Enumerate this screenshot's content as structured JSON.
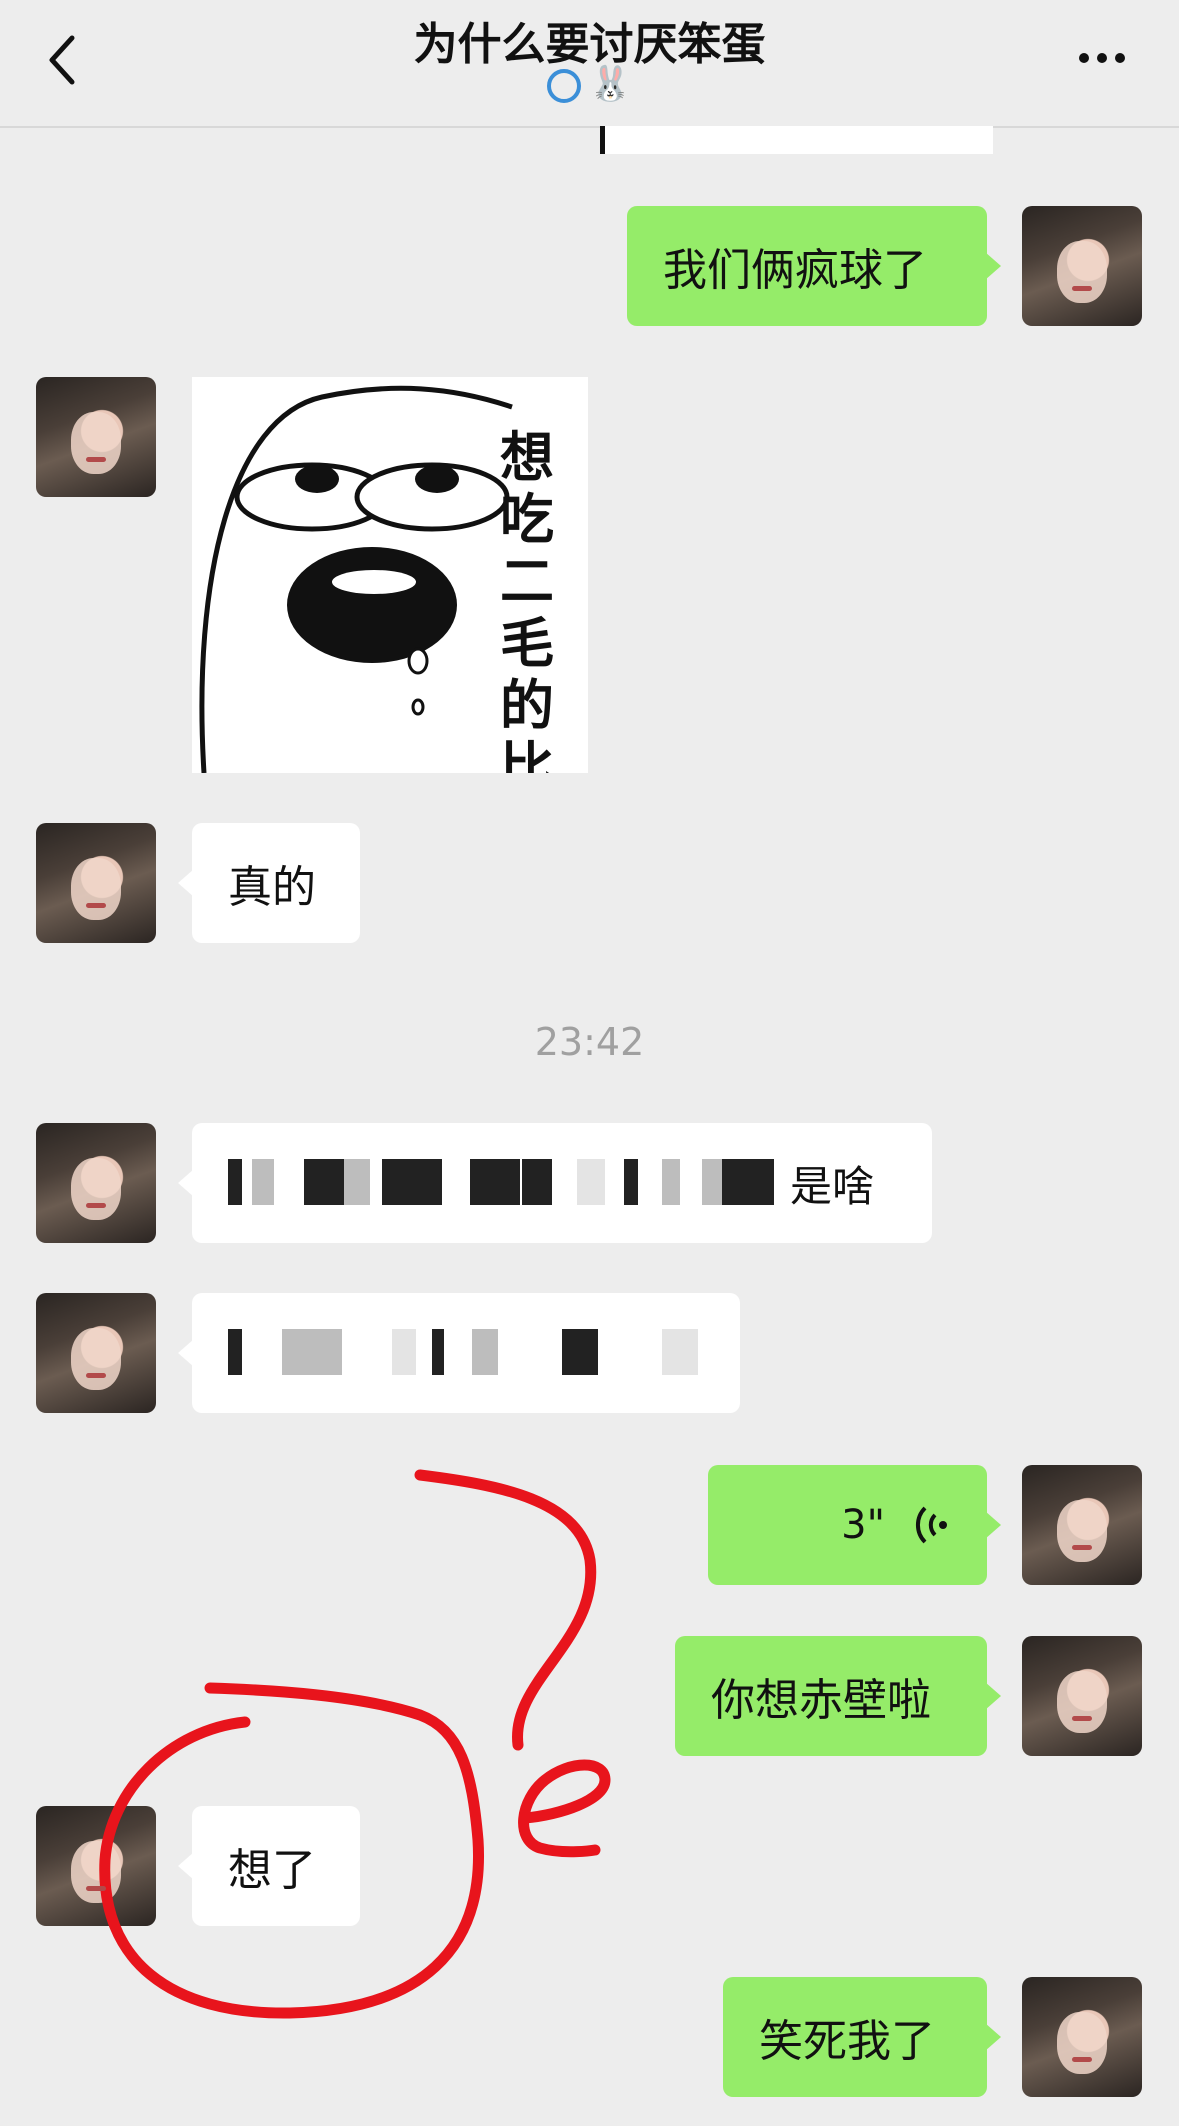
{
  "header": {
    "title": "为什么要讨厌笨蛋",
    "status_emoji": "🐰"
  },
  "timestamp": "23:42",
  "messages": {
    "m1": "我们俩疯球了",
    "m2_sticker_text": "想吃二毛的比",
    "m3": "真的",
    "m4_tail": "是啥",
    "m6_duration": "3\"",
    "m7": "你想赤壁啦",
    "m8": "想了",
    "m9": "笑死我了"
  },
  "colors": {
    "sent_bubble": "#95ec69",
    "received_bubble": "#ffffff",
    "background": "#ededed",
    "annotation": "#e8141c"
  },
  "icons": [
    "back-arrow-icon",
    "more-dots-icon",
    "voice-wave-icon",
    "status-ring-icon"
  ]
}
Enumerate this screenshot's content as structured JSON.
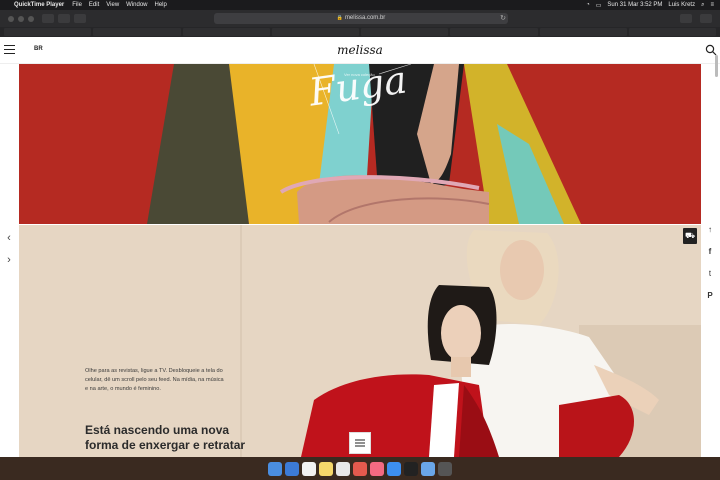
{
  "menubar": {
    "app_name": "QuickTime Player",
    "items": [
      "File",
      "Edit",
      "View",
      "Window",
      "Help"
    ],
    "clock": "Sun 31 Mar  3:52 PM",
    "user": "Luis Kretz"
  },
  "browser": {
    "url": "melissa.com.br"
  },
  "site": {
    "lang": "BR",
    "logo": "melissa",
    "hero_script_text": "Fuga",
    "hero_small_text": "Ver nova coleção",
    "body_copy": "Olhe para as revistas, ligue a TV. Desbloqueie a tela do celular, dê um scroll pelo seu feed. Na mídia, na música e na arte, o mundo é feminino.",
    "headline": "Está nascendo uma nova forma de enxergar e retratar"
  },
  "colors": {
    "hero_red": "#b52a22",
    "hero_beige": "#e6d6c3",
    "jacket_red": "#c0121b"
  },
  "icons": {
    "share": [
      "arrow-up-icon",
      "facebook-icon",
      "twitter-icon",
      "pinterest-icon"
    ]
  }
}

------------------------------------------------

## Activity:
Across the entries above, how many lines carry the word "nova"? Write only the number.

## Result of this exercise:
2